» WORK INSTRUCTIONS
Below are the records; copy each line in which "calls" can be found.

» EXTRACTED DATA
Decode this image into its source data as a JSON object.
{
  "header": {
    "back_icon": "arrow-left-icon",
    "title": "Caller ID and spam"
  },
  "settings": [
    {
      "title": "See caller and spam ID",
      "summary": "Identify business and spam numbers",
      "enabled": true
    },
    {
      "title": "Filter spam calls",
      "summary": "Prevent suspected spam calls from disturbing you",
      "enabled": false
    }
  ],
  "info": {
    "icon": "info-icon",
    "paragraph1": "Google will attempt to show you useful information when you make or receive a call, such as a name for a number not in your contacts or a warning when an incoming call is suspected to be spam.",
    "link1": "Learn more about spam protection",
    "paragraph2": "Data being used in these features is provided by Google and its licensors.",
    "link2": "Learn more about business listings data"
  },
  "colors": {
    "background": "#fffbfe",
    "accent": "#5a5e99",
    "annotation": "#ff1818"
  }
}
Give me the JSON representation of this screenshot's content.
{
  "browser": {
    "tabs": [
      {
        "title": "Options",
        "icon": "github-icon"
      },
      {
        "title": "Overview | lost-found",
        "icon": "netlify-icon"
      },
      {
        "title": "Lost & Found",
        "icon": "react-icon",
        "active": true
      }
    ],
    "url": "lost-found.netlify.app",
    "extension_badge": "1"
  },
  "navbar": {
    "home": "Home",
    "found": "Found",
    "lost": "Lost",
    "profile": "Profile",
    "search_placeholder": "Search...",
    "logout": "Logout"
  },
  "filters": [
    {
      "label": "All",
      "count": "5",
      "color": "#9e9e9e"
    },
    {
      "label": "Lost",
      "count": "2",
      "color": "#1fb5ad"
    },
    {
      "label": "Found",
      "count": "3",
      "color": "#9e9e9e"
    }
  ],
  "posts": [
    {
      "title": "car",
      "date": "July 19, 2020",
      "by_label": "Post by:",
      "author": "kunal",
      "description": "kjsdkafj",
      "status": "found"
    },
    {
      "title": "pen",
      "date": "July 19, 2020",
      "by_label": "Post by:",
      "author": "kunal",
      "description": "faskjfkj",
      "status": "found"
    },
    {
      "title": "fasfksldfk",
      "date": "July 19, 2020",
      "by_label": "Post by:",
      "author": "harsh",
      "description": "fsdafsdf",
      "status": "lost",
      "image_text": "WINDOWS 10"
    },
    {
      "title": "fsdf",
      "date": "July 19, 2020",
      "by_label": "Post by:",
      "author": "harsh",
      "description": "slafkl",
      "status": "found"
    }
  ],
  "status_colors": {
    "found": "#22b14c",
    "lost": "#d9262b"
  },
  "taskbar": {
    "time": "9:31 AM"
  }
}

» FINAL ANSWER
      "title": "Filter spam calls",
      "summary": "Prevent suspected spam calls from disturbing you",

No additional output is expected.